◆ Directions: Write out each line of the records that has "Breef" in it.
Input material START
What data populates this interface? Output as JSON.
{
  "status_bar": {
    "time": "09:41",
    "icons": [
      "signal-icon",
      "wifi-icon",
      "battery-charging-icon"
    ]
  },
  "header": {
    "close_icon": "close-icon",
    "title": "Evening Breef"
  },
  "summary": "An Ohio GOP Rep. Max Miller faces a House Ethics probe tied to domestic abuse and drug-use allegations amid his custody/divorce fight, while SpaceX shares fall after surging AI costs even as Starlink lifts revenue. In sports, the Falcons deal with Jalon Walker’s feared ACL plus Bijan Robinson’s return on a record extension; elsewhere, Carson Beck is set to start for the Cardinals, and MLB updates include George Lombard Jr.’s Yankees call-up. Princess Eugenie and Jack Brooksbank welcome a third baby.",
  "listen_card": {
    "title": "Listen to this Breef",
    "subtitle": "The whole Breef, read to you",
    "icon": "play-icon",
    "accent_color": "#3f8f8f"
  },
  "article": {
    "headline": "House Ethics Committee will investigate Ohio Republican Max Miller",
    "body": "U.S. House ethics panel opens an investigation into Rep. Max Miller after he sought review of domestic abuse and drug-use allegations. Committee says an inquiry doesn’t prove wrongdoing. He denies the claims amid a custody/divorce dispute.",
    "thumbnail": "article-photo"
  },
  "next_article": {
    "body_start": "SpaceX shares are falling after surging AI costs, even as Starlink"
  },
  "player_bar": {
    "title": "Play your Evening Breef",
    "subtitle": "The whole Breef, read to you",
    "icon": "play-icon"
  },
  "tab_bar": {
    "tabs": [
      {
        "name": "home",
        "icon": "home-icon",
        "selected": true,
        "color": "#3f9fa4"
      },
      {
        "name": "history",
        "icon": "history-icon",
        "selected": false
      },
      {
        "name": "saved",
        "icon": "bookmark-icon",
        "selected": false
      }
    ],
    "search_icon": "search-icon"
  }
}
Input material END
◆ Solution:
    "title": "Evening Breef"
    "title": "Listen to this Breef",
    "subtitle": "The whole Breef, read to you",
    "title": "Play your Evening Breef",
    "subtitle": "The whole Breef, read to you",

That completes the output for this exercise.